Jim DeFede joined CBS4 News in January 2006, providing regular commentary on the evening news. He now serves as an investigative reporter and a member of the CBS4 News I-Team.
Jim DeFede was born in Brooklyn, New York on August 11, 1962. Although his family remains in the same rent-controlled apartment building where he was raised, DeFede left Brooklyn when he was 19 to attend Colorado State University. Much to his mother’s continuing disappointment, however, DeFede never graduated from college.
In 1986, DeFede landed his first job in journalism as a night cops reporter for The Spokesman-Review in Spokane, Washington.
In 1991, he accepted an offer to become a staff writer with the weekly newspaper Miami New Times, where he won numerous awards during his eleven year tenure with the paper.
Between 2002 and 2005, DeFede was a metro columnist for The Miami Herald.
DeFede was a regular contributing writer for Tina Brown’s Talk magazine and his work has also appeared in Radar, The New Republic, Newsday, Mother Jones, The (London) Independent, Miami Monthly, Key West Magazine and Loft.

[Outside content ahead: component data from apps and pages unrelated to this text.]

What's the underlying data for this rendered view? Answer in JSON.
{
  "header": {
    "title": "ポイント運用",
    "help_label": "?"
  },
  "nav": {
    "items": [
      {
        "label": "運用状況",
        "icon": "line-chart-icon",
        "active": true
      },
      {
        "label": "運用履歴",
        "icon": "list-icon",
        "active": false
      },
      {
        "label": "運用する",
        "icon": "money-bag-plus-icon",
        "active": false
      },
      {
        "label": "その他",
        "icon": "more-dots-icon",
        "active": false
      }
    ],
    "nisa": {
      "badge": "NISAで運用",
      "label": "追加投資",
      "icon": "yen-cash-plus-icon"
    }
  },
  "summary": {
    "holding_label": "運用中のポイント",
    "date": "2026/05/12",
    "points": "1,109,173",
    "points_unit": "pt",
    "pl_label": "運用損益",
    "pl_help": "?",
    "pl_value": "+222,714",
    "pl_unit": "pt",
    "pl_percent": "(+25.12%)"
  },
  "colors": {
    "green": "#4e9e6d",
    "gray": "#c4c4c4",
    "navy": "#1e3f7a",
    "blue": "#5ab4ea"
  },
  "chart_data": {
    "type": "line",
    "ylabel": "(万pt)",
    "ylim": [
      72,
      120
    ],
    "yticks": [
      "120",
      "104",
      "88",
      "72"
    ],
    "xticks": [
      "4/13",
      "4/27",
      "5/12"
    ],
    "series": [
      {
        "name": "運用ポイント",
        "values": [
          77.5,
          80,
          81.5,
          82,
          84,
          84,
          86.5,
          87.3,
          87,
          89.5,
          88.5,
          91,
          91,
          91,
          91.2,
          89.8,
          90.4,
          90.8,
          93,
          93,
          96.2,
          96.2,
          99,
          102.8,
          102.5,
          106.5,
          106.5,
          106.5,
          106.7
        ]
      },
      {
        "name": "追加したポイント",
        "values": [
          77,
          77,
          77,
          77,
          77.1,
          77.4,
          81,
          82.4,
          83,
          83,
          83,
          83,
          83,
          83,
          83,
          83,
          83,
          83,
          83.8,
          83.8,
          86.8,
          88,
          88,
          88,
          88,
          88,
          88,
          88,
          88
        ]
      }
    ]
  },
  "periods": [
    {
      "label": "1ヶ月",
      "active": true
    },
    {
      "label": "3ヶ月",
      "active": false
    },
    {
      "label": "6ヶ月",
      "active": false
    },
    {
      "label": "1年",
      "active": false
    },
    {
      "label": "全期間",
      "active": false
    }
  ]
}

His first book, “The Day The World Came To Town: 9/11 in Gander, Newfoundland,” was published in 2002 by HarperCollins and was recognized with a 2003 Christopher Award for its ability to “affirm the highest values of the human spirit.”
CBS4’s Jim DeFede sits down for an extended one-one interview with Congressman Mario Diaz-Balart.
A few weeks ago on Facing South Florida we unveiled our latest findings in the Race Matters series.
CBS4’s Jim DeFede and Superintendent Alberto Carvalho discuss the school district’s discipline diversion program and civil citation program designed to keep juveniles from being given a criminal record, which was hailed this past week in Washington, DC.
Jim and the Congresswoman sit down for an extended one-on-one interview.
Miami-Dade Police issued a memo outlining their rules on civil citations for those caught with pot.
Jim and Mayor Gimenez will discuss his proposed budget, the Liberty Square housing plan, and the rift between the city and the county on homeless issues downtown.
While most folks spent the Fourth of July watching fireworks, Donald Trump set off a few of his own using one of his favorite tools – Twitter.
As part of our continuing series, CBS4 News expanded its review, focusing on the racial disparities for marijuana arrests across Miami Dade County.
In response to Jim DeFede’s Race Matters series, Broward County has recently announced that they too will consider civil citations as another alternative for police officers to use when dealing with people who possess small amounts of marijuana.
In response to Jim DeFede’s series titled Race Matters: Policing By The Numbers, reaction was quick and widespread.